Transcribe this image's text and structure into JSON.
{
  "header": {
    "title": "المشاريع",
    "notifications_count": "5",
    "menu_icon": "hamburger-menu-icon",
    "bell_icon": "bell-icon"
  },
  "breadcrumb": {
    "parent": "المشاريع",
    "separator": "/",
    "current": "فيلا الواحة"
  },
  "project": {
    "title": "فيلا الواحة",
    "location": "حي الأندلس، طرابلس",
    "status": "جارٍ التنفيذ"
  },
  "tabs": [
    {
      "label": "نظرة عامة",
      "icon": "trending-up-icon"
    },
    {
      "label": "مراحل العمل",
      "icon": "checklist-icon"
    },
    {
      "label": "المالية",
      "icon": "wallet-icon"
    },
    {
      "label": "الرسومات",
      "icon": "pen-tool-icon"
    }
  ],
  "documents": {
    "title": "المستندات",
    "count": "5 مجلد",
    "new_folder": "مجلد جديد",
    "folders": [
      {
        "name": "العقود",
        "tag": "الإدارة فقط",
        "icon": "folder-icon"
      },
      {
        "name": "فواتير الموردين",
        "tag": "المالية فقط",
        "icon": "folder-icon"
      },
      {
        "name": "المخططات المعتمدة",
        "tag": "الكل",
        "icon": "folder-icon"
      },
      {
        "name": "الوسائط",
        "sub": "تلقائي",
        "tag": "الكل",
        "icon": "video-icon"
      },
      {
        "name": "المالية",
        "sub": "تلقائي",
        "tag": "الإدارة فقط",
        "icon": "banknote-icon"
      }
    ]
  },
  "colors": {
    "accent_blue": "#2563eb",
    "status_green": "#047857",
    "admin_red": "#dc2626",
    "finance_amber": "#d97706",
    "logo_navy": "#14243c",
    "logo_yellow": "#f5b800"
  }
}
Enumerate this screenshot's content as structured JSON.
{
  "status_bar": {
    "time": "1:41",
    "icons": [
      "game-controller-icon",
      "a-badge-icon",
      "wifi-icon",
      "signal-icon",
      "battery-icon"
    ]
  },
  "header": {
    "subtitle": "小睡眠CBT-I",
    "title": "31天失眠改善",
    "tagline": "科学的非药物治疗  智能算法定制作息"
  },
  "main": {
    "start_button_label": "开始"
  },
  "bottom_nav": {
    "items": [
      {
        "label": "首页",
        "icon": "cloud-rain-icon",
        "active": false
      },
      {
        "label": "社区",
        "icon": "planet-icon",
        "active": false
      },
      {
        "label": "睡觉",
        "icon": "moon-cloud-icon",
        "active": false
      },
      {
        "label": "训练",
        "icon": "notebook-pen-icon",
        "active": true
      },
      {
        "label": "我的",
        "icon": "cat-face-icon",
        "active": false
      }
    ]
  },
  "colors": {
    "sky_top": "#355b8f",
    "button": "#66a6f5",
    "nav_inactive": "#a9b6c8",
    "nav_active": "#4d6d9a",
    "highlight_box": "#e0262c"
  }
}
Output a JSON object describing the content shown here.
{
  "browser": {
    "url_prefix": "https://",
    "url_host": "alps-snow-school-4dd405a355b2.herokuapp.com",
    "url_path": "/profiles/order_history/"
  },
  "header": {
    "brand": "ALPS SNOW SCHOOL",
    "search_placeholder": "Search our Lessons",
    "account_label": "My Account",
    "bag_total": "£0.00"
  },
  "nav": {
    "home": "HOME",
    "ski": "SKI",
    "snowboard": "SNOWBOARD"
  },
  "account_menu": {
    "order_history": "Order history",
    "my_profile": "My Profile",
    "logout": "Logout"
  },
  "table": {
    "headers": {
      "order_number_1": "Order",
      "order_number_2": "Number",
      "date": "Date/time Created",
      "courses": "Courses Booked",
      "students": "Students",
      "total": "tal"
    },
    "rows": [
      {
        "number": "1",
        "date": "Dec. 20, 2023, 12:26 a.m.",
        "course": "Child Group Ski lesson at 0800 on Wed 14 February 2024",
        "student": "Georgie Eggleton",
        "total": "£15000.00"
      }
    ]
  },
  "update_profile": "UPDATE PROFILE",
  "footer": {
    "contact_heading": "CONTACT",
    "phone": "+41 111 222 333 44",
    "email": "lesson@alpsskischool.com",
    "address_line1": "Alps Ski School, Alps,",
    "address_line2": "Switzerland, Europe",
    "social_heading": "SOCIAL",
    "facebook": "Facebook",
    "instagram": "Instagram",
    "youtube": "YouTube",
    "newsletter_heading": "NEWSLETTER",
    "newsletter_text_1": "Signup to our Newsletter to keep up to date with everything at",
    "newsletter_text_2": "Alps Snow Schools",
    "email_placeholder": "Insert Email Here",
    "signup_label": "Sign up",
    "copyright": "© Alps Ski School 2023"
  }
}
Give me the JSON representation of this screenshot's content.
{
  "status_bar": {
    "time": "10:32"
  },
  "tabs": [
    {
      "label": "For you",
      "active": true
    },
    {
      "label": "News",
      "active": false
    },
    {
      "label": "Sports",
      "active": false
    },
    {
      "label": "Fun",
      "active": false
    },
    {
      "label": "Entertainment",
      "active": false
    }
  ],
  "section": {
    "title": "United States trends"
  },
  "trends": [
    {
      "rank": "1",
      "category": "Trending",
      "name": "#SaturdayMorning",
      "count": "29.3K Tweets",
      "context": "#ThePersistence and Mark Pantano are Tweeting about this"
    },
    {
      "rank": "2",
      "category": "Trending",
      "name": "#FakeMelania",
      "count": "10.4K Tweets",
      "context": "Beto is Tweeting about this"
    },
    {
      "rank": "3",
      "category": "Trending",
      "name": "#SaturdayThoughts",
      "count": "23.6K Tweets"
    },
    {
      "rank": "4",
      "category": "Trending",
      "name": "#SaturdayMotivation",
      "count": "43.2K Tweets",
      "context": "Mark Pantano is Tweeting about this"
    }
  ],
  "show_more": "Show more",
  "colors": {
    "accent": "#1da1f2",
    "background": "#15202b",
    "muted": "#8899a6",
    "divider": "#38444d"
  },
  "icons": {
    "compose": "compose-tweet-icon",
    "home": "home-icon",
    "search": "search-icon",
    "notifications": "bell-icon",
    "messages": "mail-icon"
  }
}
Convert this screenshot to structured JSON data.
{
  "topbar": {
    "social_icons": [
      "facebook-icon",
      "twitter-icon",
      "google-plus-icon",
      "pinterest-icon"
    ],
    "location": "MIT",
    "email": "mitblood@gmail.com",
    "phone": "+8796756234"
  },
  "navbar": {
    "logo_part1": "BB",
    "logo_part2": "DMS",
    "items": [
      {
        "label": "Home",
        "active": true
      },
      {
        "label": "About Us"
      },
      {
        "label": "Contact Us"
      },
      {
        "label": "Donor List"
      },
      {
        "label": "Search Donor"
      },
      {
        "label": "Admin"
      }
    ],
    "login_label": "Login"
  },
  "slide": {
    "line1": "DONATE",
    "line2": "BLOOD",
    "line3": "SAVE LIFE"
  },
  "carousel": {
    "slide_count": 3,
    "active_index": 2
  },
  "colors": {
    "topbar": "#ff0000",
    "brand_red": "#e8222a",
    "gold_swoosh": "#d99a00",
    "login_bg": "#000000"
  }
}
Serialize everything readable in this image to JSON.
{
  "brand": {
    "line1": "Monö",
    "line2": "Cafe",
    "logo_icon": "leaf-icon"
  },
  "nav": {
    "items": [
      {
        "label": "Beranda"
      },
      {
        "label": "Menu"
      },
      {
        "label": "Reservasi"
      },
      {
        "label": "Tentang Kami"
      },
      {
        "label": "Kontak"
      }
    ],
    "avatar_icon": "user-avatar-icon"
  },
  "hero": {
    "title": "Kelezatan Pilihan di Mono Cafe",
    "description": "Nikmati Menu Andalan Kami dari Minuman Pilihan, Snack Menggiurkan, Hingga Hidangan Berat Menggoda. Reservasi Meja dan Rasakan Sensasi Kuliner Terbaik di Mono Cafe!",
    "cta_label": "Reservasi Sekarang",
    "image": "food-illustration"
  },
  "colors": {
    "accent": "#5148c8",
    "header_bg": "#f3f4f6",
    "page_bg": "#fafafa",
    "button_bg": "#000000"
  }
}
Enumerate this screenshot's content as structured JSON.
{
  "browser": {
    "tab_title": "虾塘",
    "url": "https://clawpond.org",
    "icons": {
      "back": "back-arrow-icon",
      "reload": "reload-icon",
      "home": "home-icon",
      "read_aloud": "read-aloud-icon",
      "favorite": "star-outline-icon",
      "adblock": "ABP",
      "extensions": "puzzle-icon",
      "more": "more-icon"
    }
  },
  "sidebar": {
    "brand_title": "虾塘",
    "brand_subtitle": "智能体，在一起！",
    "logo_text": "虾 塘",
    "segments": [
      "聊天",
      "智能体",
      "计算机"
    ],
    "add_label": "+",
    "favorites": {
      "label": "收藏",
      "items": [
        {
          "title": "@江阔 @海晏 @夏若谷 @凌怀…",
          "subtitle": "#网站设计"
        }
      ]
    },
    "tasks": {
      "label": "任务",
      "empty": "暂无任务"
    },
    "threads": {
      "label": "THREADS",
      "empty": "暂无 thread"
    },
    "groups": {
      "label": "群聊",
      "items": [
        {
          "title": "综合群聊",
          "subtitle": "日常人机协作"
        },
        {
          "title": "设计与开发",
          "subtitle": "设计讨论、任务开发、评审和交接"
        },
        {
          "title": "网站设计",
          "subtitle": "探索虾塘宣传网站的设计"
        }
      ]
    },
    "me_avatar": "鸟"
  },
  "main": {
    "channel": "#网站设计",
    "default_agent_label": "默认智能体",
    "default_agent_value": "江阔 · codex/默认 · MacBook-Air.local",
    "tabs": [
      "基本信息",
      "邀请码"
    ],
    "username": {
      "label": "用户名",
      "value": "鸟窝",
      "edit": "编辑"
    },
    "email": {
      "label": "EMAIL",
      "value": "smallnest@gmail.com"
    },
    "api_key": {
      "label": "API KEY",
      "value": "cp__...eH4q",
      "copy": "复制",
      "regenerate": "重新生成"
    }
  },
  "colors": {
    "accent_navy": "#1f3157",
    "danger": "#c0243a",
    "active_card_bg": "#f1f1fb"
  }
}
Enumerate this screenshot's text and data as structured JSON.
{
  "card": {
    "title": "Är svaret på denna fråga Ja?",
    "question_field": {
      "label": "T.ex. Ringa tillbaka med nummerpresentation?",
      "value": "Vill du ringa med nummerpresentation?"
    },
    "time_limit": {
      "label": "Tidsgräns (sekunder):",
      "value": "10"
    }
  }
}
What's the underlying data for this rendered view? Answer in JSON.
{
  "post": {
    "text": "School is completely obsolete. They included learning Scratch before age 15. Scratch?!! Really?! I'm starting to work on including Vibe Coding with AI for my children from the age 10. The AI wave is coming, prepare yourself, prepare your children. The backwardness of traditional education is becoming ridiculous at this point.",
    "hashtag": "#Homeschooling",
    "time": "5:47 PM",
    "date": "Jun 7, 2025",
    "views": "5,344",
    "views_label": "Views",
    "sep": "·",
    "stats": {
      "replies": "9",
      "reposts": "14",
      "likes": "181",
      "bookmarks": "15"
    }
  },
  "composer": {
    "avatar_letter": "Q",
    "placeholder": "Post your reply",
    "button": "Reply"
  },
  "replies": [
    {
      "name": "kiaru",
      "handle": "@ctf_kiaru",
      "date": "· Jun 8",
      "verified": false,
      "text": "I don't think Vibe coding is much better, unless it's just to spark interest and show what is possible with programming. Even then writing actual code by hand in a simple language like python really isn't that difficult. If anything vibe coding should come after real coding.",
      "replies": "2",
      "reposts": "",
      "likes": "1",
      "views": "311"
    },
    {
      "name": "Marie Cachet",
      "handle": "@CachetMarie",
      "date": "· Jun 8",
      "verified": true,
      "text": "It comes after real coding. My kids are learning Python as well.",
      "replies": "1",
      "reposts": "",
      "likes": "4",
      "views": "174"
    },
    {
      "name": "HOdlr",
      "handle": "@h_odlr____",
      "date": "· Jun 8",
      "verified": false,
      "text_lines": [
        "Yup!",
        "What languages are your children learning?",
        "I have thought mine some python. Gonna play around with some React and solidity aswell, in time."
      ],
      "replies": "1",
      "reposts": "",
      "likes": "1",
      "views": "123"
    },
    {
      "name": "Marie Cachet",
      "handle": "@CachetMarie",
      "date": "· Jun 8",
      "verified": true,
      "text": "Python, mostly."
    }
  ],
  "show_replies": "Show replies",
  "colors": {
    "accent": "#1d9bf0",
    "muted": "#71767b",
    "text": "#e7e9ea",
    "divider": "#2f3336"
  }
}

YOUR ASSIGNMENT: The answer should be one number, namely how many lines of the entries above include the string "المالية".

OUTPUT OF THE EXERCISE: 3